Maiya Batie, who is known to her hundreds of thousands of followers as MaiChickBad, is both a social media influencer on natural hair and a stylist in the Washington, DC area. She specializes in natural hair care with clients whose hair ranges from pin straight to the curliest of kinks. She notes that in recent years, she has been encouraged by an increasing number of clients wanting to know more about caring for their children's naturally textured hair.
Maiya shared via Google Hangout that she was just six years old when a chemical relaxer was first applied to her hair. “I attempted to go natural two other times, but at the age of 21 it finally clicked to me that this is my hair, this is how God made me and I just embraced it. So for (Vanessa’s family) to have nurtured her to embrace herself at such a young age, that is amazing to me. And that’s what we need in our community.”

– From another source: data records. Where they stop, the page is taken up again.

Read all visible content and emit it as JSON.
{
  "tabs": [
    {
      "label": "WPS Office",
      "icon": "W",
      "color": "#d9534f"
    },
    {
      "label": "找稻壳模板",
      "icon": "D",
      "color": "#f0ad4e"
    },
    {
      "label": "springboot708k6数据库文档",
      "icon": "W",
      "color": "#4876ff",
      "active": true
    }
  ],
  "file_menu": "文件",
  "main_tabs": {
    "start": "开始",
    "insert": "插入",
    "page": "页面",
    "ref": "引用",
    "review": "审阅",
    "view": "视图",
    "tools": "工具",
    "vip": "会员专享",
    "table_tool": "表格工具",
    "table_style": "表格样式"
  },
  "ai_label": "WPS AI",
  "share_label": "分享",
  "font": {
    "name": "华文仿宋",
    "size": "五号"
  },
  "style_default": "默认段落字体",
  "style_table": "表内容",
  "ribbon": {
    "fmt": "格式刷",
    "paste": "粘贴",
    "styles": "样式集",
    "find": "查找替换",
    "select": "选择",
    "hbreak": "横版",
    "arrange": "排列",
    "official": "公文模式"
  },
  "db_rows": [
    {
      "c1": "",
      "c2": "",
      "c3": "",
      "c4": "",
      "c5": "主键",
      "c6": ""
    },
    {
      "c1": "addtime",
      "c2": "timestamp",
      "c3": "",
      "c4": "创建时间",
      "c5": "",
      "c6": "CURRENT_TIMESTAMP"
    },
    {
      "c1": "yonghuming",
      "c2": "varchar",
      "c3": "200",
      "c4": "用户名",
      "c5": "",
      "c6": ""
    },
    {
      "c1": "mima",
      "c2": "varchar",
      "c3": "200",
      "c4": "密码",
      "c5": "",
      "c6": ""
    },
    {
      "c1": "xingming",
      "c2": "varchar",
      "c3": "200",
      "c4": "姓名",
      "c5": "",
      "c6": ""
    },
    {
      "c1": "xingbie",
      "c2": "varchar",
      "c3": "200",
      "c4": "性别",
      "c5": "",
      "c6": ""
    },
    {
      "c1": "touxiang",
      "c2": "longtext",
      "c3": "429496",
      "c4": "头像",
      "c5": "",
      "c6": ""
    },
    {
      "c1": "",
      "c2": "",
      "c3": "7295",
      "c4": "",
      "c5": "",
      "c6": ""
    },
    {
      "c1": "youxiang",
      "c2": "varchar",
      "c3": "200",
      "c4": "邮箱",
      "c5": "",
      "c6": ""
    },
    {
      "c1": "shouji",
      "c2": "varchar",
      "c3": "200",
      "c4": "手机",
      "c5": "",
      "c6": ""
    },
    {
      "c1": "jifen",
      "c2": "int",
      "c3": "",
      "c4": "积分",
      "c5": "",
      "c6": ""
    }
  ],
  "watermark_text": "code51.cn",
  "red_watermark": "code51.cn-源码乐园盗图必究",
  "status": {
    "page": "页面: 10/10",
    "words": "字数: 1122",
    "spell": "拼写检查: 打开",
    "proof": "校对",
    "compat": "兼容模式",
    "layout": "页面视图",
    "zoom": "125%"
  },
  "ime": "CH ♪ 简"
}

Taren also faced similar pressures as a young girl. “I wanted to perm my hair very early on and I did get my first relaxer at about 12-years-old because I wanted to look like everyone else. I had big poofy hair and I didn’t think it was beautiful when I was younger. I wish that I had that kind of support when I was young so that I wouldn’t have to find out maybe in my mid 20’s that oh wow, maybe this is beautiful.”
Taren and Maiya, as well as other natural hair experts, share similar feelings of responsibility to encourage young girls to embrace their natural hair as a positive choice.
“As role models, we just have to be confident ourselves, and that will really rub off on people, especially the younger generation, “ Maiya says, “when they see adults wearing their natural hair and being proud of who we are, then hopefully they will follow in our footsteps and just love themselves.”
Taren recalled a time when a young fan, also named Taren, sent her a heartfelt video thanking her for inspiring her to also embrace her natural hair.
“Taren, my name is Taren too! And I just want to say that because I watched your videos, I LOVE my poofy hair!” Taren said when happily recalling the touching message.
“You never know who you’re inspiring when you’re being yourself.”
So what’s a kinky curly kid to do in a society that still tends to label their natural hair as unkempt, unprofessional, unattractive, or even “distracting?”
1. Own it and love it
Vanessa’s parents should be commended for teaching their daughter that she is fine just the way she is. By refusing to bend and change her hair, she’s teaching other girls to accept and embrace themselves for who they are. “If you’re fine with it and you’re comfortable and confident, it bounces off and other people just accept it, like oh yeah! That afro IS kinda cool!” said Taren.
2. Whether straight, kinky, curly, or relaxed, confidence is the best accessory
Choosing to wear your natural hair is a choice, and it’s one that should be embraced and accepted just as readily as any others. “A lot of emphasis is placed on hair and the value of a woman’s hair,” Maiya shares, “But if you want to shave it, curl it, straighten it, just be confident. Be you, be happy. Love you. Nobody is going to love you until you love yourself.”
3. Remember, it’s okay (and awesome) to be yourself, even when being yourself makes you different!
When asked about her full, fluffy hair, Vanessa told the station "It says that I'm unique…It's puffy and I like it that way." Vanessa may have been partially inspired by Willow Smith’s “Whip My Hair” the perfect girl-power anthem. The uber stylish offspring of power couple Will and Jada Smith has always stood out from the crowd. We’ve seen her rocking (and whipping) long braids, afro puffs, and even shaving all her hair off at one point. When asked what the song means, Smith told MTV very simply:
"Whip My Hair means don't be afraid to be yourself and don't let anybody tell you that that's wrong. Because the best thing is you."